  • What are the roots of the conflict?

    The main cause is land. Historically, Jews and Arabs, or Jews and Muslims never had any problems. Have you ever heard of a Jewish-Arab conflict before the Israeli Occupation? There may have been some friction between them in Al Medina at the time of the prophet Mohammad, but that was settled 1,400 years ago. There is no religious conflict between Jews and Muslims. There has never been any ideological or ethnic conflict between Israelis and Palestinians, the true, real and only conflict between the two sides began with the Israeli Occupation of Palestine. When we talk about the Occupation, we encounter words such as Jews, Israelis, Zionists, and occupation. As popular resistance, we have no problem whatsoever with Judaism as a religion or with the Israelis as a people. Our problem is the Occupation only.

  • What does the word peace mean to you?

    Peace means security and peace of mind; it means my child. While we live in these circumstances and have somewhat accepted them as our fate, we still dream of realizing for our children what we couldn't achieve for ourselves. We all have dreams that we want our children to realize. Israelis are just the same; some surely dream of providing security for their children, security they couldn't provide for themselves. Peace for me means to be able to bring up and educate my children.

  • How is the situation in Budrus now in January 2010, after two years have passed since we first interviewed you?

    Today is Tuesday, January 5th 2010. I didn't go to my work at the Palestinian Interior Ministry because of a sudden demonstration which erupted at 3:00am. Harassment by Israeli army made us sleepless. They started hurling stun grenades at Palestinian homes in Budrus at 2:30am, and shouting through loudspeakers: "You have to stop children from going to the Wall, otherwise you will be disturbed at night this way." Soldiers marched ahead of military vehicles firing stun grenades inside homes terrifying children, women, and elderly people. As a result, the residents gathered and headed to the Wall to demonstrate. Stun grenades and tear gas canisters were fired at them as if it was midday.

  • Budrus premiered at the Dubai International Film Festival. What is your impression of the audience's reaction to the film? Could media focus give the struggle a major push?
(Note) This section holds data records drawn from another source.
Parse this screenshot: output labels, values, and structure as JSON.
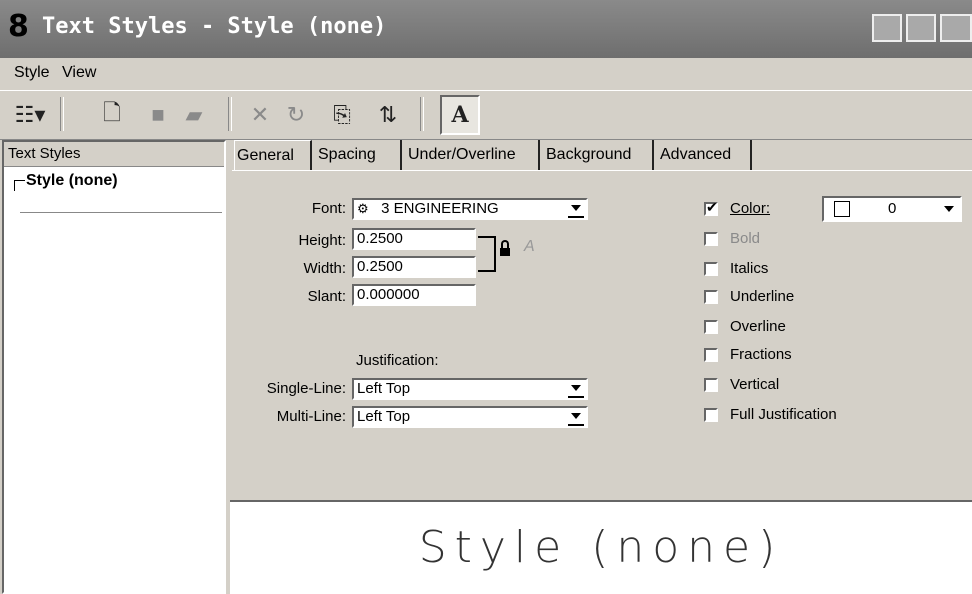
{
  "window": {
    "title": "Text Styles - Style (none)"
  },
  "menu": {
    "items": [
      {
        "label": "Style",
        "key": "S"
      },
      {
        "label": "View",
        "key": "V"
      }
    ]
  },
  "toolbar": {
    "buttons": [
      "tree-view-icon",
      "new-style-icon",
      "save-icon",
      "save-as-icon",
      "delete-icon",
      "reset-icon",
      "copy-icon",
      "import-export-icon",
      "text-preview-icon"
    ]
  },
  "tree": {
    "header": "Text Styles",
    "items": [
      "Style (none)"
    ]
  },
  "tabs": [
    "General",
    "Spacing",
    "Under/Overline",
    "Background",
    "Advanced"
  ],
  "general": {
    "font_label": "Font:",
    "font_value": "3   ENGINEERING",
    "height_label": "Height:",
    "height_value": "0.2500",
    "width_label": "Width:",
    "width_value": "0.2500",
    "slant_label": "Slant:",
    "slant_value": "0.000000",
    "justification_heading": "Justification:",
    "single_line_label": "Single-Line:",
    "single_line_value": "Left Top",
    "multi_line_label": "Multi-Line:",
    "multi_line_value": "Left Top"
  },
  "options": {
    "color_label": "Color:",
    "color_checked": true,
    "color_value": "0",
    "checkboxes": [
      {
        "label": "Bold",
        "checked": false,
        "disabled": true
      },
      {
        "label": "Italics",
        "checked": false,
        "disabled": false
      },
      {
        "label": "Underline",
        "checked": false,
        "disabled": false
      },
      {
        "label": "Overline",
        "checked": false,
        "disabled": false
      },
      {
        "label": "Fractions",
        "checked": false,
        "disabled": false
      },
      {
        "label": "Vertical",
        "checked": false,
        "disabled": false
      },
      {
        "label": "Full Justification",
        "checked": false,
        "disabled": false
      }
    ]
  },
  "preview": {
    "text": "Style (none)"
  }
}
    I was very happy with the audience' reaction, they were influenced by the film. I was very happy that famous Arab and international journalists and dignitaries attended the premiere and the warm applause was very promising. I believe popular resistance will become different after the film. I would say the film complements our goal of creating a model for popular resistance. We already believed that talking and lecturing about popular resistance was not enough. A real model was needed for the people to follow. Budrus explains about the beginnings, the strategies, the leadership, the goals, and the results. I am sure this film will play a major role in circulating popular resistance across Palestine because it is the model we see as the easiest way to realize our national goals of freedom and statehood. I also think it isn't an issue of popular resistance, but of freedom. Popular resistance isn't a goal for the Palestinian people, but it is rather a means to reach a goal. We feel popular resistance is the easiest and best way to realize our national goal - freedom. Promoting popular resistance worldwide isn't a goal by itself. Our goal is to convince the world of the Palestinian message behind popular resistance. This message is that the Palestinian people live on their land and have the right to independence and freedom like any other people in the world. We practice nonviolent resistance to realize our goals of freedom and statehood. We have the right to give our children hope to enjoy peace, safety, and freedom as any other people on this planet.